3

Found the following on http://forum.xda-developers.com/showthread.php?t=793102&page=3 It is working now. After setting up ICS type in console emulator on your phone: ifconfig usb1 192.168.2.2 netmask 255.255.255.0 up route add default gw 192.168.2.1 dev usb0 iptables -F iptables -F -t nat setprop net.dns1 8.8.8.8 setprop "net.gprs.http-proxy" "" ...


3

You could physical approaches, such as setting a fan blowing across the phone or other airflow maximization (e.g., if you can stand it up, then both the back and front are exposed to air). Lastly, if it doesn't interfere with the radios, you could try resting it on an upside-down heavy-duty aluminum jellyroll pan ("cookie sheet") which will function as a ...


3

Problem may be caused by HTTP Proxy server. Proxies help to manage web traffic on the providers end, but can and probably will disrupt access to local addresses. Proxy options may be available in your network settings, but on many phones these options are hidden. An app such as HTTP Proxy Settings will give access to the hidden settings. Simply clear out the ...


3

Android 4.0+ officially supports bluetooth tethering in both directions (and allows bridging to whatever the internet connection is (wifi/usb/3G)). You need: 1x device as tether host running Android 4.0+ that has wifi/3g/usb internet 1x client device running Android 4.0+ both devices are bluetooth paired enabled 'bluetooth tethering' setting on the host ...


3

How they detect that someone is tethering a device isn't something that network providers often want to talk about, for the obvious reason that the more consumers know about how this is being detected, the easier it is for them to find ways to hide the fact that they're doing it, and avoid the associated extra charges (1). However there are certain known ...
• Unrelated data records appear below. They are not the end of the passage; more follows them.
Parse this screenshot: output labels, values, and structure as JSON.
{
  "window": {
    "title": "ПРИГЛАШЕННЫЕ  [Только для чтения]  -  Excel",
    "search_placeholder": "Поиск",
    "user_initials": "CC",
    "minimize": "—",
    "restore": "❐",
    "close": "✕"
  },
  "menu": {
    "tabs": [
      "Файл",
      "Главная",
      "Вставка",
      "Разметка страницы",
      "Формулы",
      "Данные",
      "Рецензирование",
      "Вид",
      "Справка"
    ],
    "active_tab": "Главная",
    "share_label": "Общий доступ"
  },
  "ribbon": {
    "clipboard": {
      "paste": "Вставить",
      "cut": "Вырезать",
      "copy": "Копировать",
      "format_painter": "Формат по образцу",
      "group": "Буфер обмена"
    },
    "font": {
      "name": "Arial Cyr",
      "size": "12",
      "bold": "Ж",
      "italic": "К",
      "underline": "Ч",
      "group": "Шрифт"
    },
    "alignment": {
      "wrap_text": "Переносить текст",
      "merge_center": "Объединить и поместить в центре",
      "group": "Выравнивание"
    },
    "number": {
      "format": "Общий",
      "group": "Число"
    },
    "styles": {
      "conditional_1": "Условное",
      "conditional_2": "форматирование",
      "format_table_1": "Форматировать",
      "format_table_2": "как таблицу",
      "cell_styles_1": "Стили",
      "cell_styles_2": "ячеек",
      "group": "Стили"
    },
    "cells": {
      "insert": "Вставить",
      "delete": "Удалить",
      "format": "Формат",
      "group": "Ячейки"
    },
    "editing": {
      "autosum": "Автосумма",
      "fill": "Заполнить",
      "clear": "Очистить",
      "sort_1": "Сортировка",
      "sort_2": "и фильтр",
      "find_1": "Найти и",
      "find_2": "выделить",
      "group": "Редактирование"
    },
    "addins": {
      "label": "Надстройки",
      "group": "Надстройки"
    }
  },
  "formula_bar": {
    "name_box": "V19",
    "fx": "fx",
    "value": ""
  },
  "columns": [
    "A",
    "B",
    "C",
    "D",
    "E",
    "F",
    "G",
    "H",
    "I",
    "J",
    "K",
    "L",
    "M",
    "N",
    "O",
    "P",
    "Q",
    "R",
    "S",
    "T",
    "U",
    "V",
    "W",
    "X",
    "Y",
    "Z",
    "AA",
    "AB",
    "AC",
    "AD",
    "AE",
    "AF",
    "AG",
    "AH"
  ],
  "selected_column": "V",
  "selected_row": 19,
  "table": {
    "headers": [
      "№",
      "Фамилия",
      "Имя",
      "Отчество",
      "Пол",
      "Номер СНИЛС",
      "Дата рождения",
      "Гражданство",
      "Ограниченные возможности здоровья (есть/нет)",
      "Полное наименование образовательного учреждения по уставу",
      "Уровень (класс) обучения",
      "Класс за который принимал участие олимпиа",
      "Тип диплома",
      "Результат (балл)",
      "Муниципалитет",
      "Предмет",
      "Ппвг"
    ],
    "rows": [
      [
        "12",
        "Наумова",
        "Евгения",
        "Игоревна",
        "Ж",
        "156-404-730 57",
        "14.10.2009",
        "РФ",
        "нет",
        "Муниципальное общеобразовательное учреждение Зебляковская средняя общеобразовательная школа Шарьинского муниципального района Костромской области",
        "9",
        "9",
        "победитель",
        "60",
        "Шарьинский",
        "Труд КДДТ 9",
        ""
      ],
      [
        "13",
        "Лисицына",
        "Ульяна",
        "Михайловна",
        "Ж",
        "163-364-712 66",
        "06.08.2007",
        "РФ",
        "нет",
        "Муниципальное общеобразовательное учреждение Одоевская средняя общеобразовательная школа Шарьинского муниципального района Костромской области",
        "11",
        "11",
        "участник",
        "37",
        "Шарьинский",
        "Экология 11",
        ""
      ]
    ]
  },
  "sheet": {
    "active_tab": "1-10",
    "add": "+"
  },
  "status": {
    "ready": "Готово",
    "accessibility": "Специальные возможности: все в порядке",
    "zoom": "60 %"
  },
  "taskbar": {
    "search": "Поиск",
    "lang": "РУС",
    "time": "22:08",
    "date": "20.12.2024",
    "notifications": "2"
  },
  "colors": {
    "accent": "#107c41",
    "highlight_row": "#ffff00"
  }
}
3

In reality Mobile Network Internet Providers predominantly use Deep Package Inspection with URI fingerprinting to detect tethering. It is the only method that is feasible to use for large scale operation. They can use known sites, e.g. the Windows update server, to detect that it is a non-phone device that is accessing. Or for HTTP, read web browser user ...


3

If your tablet (or phone) devices are Android version 4.1 (or newer) then you can tell them that a particular wifi connection is a hotspot rather than broadband, which will let apps know that they should limit the traffic they use. On the Android 4.1+ devices, if you go into Settings -> Data Usage and then press Menu (or press the "..." overflow button) you ...



Only top voted, non community-wiki answers of a minimum length are eligible